Your instructions = Pull each line holding "image" out of the entries below.

Exercise data =
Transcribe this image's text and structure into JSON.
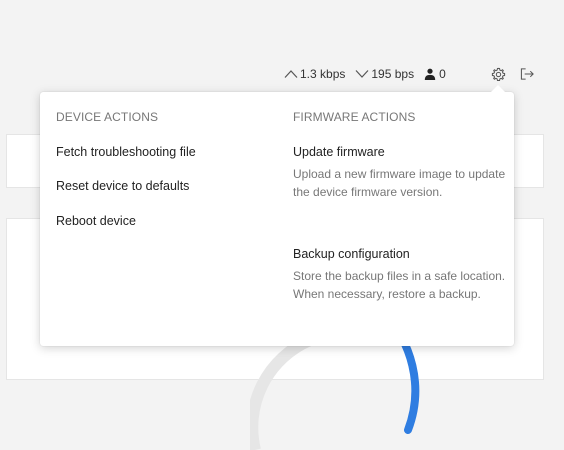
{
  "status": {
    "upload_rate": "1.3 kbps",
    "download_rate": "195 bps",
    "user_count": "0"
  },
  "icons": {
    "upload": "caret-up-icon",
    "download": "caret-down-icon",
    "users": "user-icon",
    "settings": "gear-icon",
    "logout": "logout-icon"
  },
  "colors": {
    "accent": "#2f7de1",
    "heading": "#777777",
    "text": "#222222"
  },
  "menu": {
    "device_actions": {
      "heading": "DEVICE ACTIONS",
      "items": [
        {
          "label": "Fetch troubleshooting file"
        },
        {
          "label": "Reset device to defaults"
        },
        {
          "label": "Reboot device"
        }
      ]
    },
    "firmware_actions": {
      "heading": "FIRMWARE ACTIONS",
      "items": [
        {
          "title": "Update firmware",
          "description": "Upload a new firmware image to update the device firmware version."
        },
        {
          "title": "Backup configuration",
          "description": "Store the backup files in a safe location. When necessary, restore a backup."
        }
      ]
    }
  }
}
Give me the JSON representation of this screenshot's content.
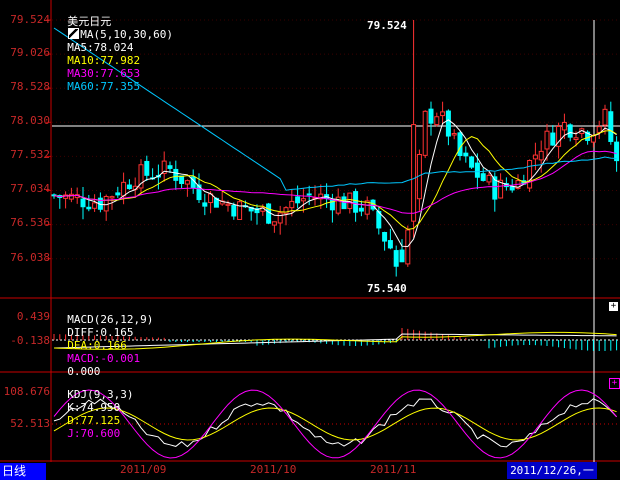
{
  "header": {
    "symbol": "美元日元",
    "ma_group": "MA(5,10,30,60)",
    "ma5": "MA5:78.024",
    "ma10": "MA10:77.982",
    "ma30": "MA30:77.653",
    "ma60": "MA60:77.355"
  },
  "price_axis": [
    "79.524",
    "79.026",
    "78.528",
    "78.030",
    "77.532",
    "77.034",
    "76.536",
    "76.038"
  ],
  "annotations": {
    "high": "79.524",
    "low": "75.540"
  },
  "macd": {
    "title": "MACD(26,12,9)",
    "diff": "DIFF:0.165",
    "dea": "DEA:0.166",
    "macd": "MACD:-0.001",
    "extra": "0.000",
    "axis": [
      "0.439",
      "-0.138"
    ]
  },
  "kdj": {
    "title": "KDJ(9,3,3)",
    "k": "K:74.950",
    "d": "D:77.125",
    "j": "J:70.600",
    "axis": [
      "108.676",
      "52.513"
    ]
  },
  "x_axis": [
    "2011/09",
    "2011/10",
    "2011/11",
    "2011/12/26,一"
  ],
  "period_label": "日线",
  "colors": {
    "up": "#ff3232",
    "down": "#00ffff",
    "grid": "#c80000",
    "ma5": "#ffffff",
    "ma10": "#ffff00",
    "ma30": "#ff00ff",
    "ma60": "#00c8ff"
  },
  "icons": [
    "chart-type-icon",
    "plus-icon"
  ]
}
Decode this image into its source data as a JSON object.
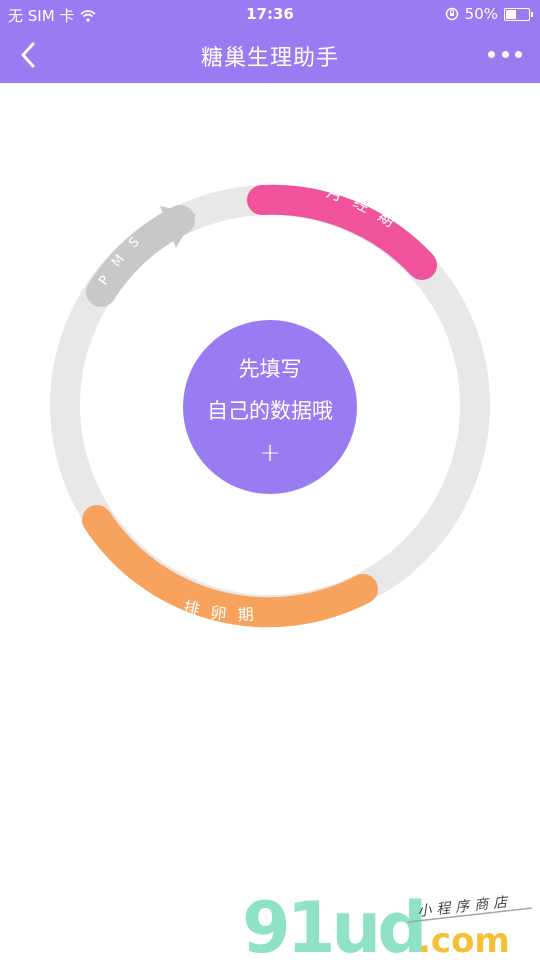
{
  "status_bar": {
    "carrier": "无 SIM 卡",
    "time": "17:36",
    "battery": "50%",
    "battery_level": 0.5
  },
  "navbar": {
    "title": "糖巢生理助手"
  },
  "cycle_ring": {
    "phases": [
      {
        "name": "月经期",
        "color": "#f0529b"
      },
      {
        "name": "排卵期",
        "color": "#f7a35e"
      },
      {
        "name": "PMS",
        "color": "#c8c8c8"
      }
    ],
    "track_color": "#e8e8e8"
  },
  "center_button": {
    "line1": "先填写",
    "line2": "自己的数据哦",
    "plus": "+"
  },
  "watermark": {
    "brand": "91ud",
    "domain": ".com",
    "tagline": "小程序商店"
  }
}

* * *

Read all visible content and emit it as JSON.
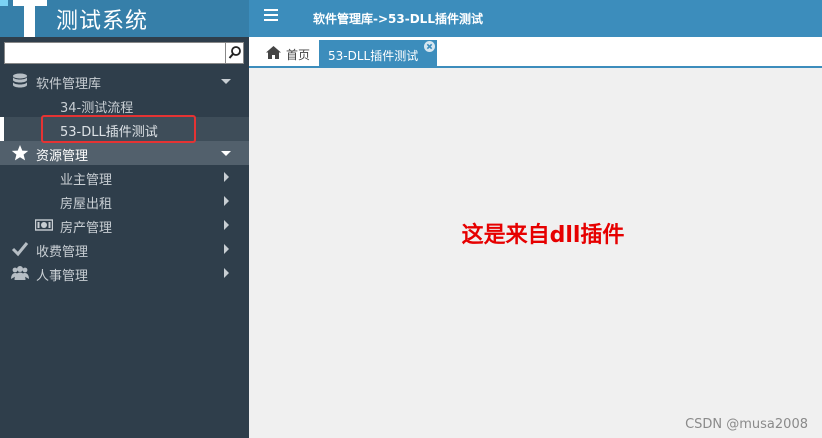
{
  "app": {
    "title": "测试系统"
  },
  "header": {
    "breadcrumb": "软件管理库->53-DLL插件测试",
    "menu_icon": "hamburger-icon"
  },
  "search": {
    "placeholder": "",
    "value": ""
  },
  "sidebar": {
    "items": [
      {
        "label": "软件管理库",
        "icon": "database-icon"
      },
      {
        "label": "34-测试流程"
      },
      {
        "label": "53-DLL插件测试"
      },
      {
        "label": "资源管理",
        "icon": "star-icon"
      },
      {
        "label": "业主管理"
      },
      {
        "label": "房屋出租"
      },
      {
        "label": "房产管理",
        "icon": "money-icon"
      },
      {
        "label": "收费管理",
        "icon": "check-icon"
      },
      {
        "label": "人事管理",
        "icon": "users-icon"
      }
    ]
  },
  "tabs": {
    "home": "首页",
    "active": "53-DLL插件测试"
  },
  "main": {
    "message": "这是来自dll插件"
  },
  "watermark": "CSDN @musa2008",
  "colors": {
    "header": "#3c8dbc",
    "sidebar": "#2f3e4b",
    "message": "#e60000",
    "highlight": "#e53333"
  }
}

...

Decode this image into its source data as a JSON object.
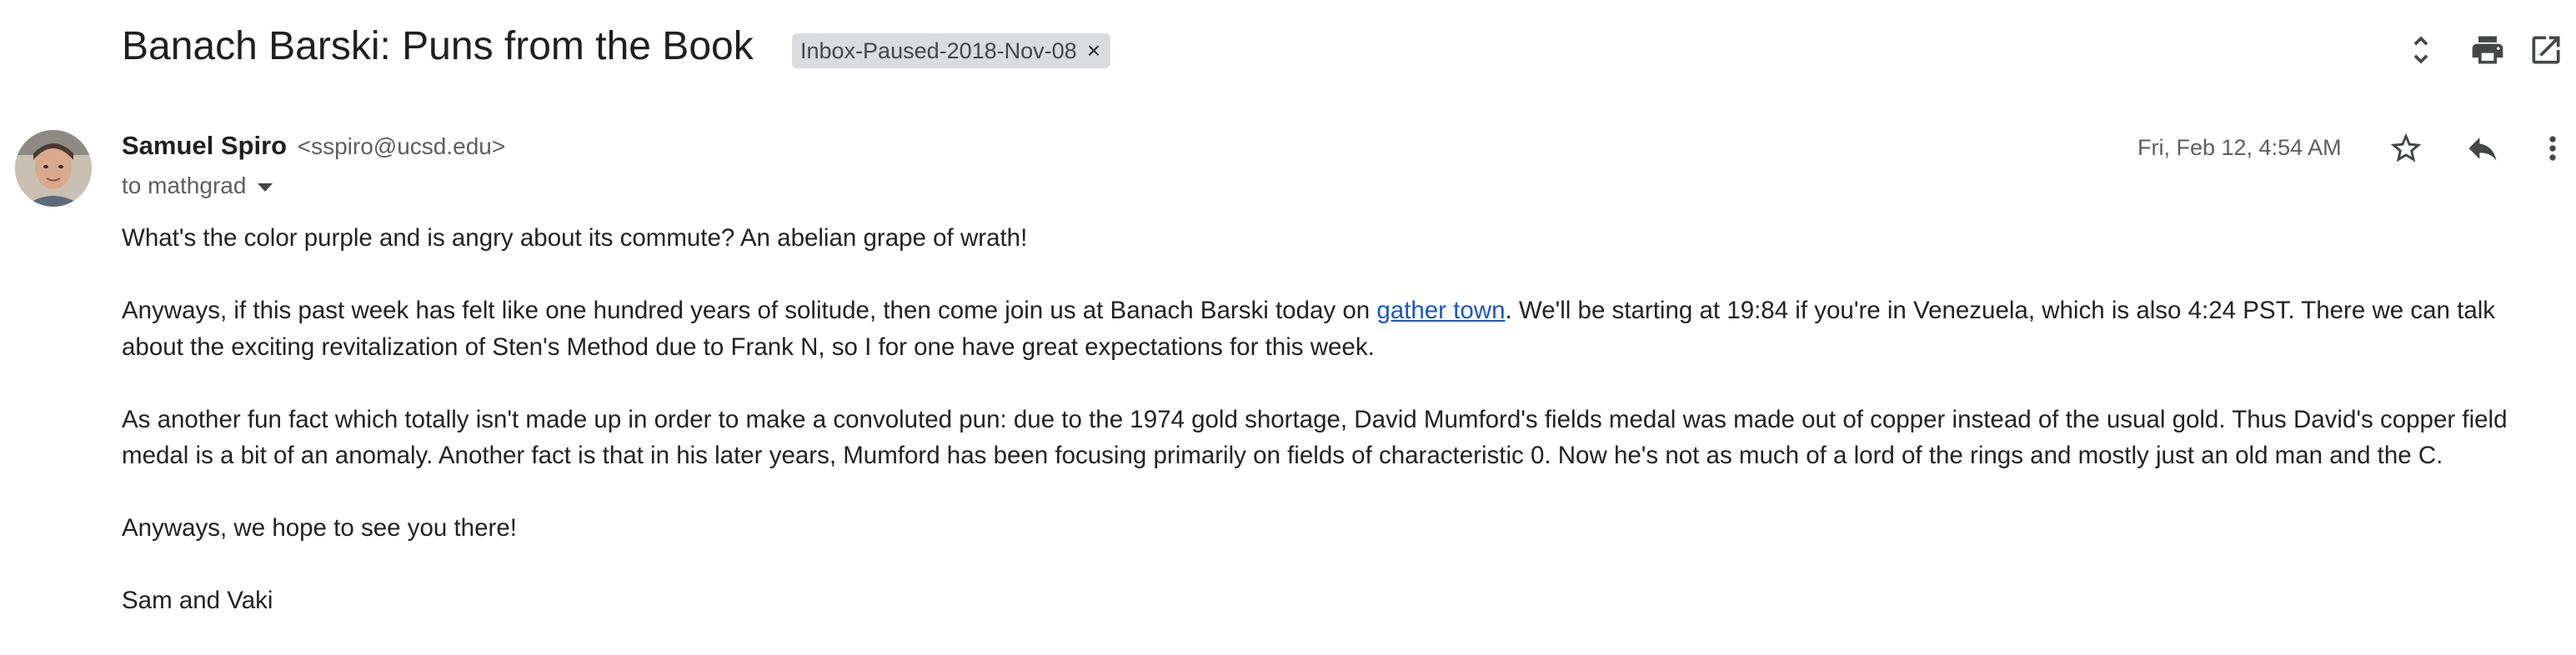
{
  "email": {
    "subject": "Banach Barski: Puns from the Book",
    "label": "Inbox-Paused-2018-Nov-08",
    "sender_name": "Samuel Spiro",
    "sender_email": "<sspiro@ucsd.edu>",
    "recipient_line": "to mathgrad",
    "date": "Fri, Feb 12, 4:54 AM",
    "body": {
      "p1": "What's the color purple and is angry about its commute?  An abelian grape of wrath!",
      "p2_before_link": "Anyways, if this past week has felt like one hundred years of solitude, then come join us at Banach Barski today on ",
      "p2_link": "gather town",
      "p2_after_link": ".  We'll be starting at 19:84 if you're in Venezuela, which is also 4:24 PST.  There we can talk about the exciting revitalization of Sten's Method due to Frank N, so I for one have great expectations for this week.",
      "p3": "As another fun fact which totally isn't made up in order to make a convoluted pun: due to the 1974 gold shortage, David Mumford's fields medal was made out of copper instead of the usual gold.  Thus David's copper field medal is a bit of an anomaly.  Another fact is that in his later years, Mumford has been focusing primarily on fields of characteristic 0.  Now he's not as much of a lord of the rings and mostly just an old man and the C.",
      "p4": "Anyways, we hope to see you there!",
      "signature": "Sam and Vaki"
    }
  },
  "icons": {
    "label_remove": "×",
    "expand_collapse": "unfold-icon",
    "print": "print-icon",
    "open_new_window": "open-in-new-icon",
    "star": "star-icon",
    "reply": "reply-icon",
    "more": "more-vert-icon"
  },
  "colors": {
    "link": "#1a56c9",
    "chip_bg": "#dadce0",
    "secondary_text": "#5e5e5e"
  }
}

Answer to this problem =
Transcribe this image's text and structure into JSON.
          "description": "Upload a new firmware image to update the device firmware version."
Decode this image into its source data as a JSON object.
Decode this image into its source data as a JSON object.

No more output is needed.